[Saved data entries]
===
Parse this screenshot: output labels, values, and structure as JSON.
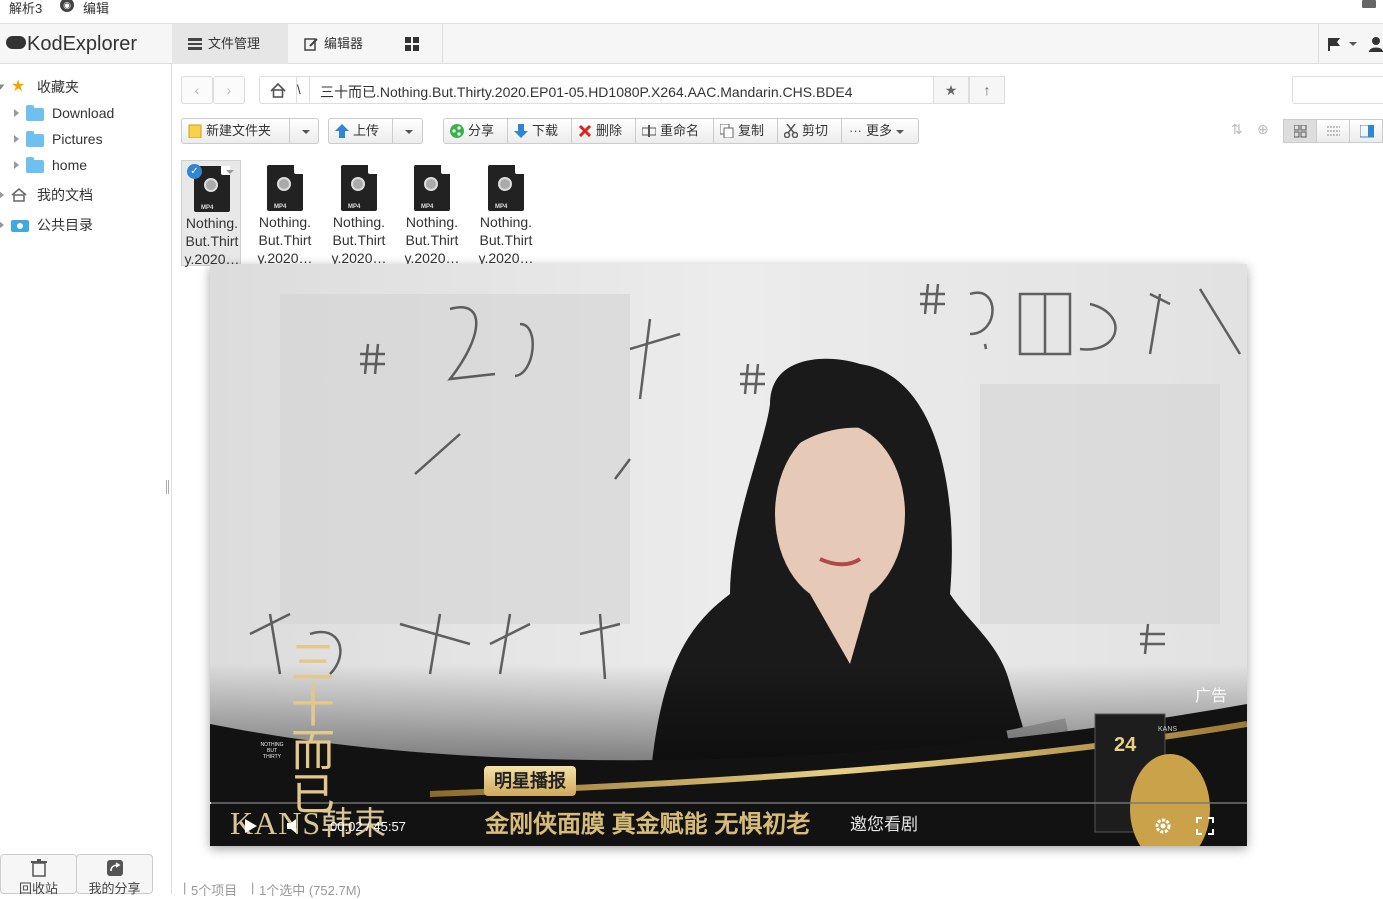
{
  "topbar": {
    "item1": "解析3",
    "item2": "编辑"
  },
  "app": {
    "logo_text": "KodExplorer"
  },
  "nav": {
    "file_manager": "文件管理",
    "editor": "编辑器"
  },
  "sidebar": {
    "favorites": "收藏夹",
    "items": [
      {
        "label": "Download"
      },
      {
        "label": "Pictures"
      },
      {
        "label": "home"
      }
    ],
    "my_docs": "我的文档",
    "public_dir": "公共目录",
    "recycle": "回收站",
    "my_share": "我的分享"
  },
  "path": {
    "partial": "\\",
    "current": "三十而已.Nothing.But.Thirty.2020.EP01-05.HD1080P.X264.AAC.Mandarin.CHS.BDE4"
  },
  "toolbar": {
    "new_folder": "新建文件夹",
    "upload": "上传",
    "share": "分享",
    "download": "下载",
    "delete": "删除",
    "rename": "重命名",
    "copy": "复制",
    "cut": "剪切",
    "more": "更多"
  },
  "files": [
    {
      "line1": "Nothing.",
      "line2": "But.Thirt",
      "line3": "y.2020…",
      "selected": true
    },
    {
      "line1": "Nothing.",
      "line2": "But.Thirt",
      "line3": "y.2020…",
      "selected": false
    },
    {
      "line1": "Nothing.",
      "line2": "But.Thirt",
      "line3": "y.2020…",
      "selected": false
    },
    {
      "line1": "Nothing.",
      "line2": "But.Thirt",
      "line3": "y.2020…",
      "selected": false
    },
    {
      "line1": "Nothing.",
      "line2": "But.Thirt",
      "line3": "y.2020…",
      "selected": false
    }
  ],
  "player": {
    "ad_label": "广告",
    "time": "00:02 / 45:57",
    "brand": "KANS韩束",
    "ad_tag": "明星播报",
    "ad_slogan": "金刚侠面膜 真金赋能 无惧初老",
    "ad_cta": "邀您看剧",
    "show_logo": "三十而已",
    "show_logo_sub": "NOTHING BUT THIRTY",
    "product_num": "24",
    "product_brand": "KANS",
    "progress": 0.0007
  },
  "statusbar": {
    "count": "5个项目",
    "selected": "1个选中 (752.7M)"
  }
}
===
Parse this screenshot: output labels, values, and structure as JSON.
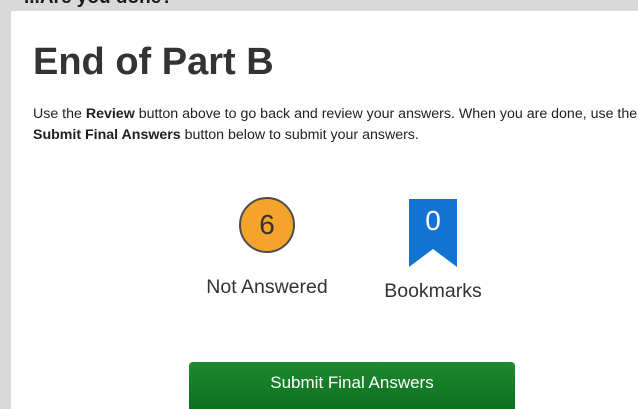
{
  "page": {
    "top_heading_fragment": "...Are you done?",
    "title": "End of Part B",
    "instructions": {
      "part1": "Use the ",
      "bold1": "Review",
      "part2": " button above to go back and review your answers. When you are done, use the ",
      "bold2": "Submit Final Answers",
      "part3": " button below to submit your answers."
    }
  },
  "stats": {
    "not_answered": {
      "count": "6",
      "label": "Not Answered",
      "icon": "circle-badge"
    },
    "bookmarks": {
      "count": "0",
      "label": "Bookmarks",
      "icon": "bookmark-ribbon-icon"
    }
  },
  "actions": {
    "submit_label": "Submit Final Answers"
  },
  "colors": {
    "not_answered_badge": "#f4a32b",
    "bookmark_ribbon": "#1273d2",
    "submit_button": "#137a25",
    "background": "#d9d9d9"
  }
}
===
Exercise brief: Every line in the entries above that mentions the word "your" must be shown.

Task output:
      "part2": " button above to go back and review your answers. When you are done, use the ",
      "part3": " button below to submit your answers."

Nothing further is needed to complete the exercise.